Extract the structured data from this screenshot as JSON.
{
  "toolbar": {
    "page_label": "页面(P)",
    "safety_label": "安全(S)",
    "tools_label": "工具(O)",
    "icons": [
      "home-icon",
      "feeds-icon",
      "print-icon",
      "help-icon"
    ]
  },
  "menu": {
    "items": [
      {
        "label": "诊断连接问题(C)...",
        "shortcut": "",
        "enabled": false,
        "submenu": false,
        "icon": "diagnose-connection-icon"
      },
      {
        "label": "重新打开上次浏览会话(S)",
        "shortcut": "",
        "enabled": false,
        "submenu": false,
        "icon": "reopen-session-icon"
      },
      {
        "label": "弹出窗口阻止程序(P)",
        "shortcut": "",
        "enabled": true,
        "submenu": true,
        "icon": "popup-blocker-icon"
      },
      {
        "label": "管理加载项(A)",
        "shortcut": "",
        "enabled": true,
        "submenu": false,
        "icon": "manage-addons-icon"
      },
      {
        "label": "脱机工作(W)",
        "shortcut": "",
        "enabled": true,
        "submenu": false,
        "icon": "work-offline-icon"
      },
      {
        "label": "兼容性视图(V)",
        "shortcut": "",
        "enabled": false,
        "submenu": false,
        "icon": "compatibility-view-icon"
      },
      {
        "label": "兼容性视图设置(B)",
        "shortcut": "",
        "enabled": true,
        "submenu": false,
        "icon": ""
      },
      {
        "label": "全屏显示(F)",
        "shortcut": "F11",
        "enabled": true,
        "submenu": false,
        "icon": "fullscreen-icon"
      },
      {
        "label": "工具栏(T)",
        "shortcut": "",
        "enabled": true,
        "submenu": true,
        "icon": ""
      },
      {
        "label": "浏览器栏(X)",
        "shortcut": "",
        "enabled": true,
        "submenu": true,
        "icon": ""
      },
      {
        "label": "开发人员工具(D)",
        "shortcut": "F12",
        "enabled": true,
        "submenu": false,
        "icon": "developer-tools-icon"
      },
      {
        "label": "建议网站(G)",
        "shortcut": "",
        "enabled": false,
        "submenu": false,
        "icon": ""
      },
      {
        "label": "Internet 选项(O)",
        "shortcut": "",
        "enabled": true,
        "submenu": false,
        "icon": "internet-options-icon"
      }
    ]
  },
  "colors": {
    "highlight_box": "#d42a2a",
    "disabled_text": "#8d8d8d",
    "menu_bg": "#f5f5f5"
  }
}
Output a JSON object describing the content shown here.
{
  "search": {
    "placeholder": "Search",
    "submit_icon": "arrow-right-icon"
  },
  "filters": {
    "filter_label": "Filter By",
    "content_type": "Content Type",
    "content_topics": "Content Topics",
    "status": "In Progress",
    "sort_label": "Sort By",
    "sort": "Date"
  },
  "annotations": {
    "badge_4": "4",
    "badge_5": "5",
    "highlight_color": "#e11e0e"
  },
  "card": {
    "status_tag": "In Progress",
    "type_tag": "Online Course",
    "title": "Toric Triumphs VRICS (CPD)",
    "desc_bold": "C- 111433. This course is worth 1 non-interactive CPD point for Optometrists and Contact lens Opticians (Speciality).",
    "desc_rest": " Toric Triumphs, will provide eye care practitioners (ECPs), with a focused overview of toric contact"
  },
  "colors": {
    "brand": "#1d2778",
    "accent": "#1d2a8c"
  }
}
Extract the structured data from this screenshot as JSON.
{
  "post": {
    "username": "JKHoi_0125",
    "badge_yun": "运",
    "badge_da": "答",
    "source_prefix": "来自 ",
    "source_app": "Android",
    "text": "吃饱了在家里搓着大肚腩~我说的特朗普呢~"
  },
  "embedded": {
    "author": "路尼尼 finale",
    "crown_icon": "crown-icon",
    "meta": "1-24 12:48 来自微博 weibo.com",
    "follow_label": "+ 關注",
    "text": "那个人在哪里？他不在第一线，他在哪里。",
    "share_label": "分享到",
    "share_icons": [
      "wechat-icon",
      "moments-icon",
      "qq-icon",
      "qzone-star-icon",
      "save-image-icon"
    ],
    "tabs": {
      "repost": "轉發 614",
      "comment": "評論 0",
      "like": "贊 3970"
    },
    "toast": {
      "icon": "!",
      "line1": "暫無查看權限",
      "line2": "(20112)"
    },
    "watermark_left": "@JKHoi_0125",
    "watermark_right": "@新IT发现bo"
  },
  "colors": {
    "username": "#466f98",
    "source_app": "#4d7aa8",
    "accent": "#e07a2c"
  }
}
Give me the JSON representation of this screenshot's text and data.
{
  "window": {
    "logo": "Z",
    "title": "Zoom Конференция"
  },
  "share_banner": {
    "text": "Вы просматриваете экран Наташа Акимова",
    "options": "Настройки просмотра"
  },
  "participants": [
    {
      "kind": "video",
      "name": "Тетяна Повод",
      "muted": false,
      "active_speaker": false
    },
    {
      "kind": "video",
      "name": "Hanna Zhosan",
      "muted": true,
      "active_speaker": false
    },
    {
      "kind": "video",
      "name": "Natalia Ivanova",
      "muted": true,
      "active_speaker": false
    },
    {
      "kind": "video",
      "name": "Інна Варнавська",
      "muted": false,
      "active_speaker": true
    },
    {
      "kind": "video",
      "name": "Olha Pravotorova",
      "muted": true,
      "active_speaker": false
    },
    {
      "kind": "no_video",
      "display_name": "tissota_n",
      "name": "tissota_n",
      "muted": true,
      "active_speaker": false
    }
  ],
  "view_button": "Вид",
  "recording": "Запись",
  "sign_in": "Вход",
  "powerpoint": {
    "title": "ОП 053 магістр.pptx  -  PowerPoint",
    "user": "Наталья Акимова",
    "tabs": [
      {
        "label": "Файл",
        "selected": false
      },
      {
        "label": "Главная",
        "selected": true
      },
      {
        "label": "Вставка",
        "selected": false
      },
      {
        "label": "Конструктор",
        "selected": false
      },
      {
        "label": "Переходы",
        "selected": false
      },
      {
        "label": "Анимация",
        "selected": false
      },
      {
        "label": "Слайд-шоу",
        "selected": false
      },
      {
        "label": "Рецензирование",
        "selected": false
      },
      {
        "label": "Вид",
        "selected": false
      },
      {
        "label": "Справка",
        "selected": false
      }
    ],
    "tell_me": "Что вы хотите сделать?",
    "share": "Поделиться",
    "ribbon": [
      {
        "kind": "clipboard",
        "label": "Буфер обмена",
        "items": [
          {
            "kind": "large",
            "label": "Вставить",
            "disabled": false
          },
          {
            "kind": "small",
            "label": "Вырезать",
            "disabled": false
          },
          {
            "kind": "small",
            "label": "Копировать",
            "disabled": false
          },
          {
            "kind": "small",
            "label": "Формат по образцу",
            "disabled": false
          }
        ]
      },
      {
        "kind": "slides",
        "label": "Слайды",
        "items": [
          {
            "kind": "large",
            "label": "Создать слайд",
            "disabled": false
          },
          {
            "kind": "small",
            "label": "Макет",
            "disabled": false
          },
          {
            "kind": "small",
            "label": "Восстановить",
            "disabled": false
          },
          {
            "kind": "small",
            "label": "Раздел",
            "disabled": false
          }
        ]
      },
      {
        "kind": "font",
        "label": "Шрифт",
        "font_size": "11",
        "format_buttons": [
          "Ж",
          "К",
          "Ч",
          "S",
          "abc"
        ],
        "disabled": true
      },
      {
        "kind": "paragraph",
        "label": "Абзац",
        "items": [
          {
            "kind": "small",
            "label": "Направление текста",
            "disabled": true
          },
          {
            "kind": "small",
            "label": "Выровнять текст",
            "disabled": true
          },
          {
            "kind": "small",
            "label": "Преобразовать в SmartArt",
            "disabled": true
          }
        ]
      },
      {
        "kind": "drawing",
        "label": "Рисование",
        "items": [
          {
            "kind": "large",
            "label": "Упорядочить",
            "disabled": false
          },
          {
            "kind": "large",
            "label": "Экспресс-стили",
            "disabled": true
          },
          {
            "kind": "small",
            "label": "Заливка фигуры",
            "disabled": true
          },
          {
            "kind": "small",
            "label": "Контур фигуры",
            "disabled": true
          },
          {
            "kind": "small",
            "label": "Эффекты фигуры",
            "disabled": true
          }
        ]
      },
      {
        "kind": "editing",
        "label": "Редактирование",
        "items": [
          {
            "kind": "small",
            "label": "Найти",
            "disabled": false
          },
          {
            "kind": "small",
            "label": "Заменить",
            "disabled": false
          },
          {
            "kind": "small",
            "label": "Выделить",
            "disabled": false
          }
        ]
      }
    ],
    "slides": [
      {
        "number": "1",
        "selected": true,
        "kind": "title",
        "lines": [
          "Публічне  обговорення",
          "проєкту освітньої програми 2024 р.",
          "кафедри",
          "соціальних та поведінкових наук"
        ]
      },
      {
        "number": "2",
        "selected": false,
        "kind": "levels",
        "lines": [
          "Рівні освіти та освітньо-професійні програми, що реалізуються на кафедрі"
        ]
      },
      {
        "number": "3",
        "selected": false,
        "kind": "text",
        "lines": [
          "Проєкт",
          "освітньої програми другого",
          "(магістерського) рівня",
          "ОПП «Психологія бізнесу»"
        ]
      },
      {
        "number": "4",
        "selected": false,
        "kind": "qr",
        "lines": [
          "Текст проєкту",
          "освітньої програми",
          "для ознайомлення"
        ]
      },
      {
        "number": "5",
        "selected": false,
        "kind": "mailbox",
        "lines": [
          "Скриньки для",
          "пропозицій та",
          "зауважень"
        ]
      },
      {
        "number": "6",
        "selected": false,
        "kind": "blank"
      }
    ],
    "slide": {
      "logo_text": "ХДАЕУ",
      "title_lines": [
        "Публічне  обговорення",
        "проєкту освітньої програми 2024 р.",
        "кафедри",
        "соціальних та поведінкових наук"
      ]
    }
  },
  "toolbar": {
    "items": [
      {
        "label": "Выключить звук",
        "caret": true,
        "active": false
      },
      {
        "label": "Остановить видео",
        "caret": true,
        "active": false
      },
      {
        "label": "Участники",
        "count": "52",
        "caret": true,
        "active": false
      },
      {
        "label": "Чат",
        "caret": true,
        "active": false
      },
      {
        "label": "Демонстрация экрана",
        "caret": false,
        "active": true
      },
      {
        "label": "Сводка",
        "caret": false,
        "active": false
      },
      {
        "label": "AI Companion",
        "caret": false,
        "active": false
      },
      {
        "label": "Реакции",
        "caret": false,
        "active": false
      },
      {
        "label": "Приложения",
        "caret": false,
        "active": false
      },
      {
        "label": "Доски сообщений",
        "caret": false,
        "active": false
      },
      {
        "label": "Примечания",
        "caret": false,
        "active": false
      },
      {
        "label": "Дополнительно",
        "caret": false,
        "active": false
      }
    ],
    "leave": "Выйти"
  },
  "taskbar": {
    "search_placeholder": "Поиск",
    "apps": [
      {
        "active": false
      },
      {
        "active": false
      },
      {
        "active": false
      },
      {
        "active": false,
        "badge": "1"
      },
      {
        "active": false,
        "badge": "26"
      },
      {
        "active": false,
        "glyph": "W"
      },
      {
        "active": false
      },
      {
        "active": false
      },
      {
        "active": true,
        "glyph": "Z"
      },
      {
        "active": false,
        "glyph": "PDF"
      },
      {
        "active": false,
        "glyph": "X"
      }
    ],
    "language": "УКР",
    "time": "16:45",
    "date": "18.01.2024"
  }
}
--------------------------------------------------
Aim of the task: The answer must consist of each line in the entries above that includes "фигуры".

Expected answer:
            "label": "Заливка фигуры",
            "label": "Контур фигуры",
            "label": "Эффекты фигуры",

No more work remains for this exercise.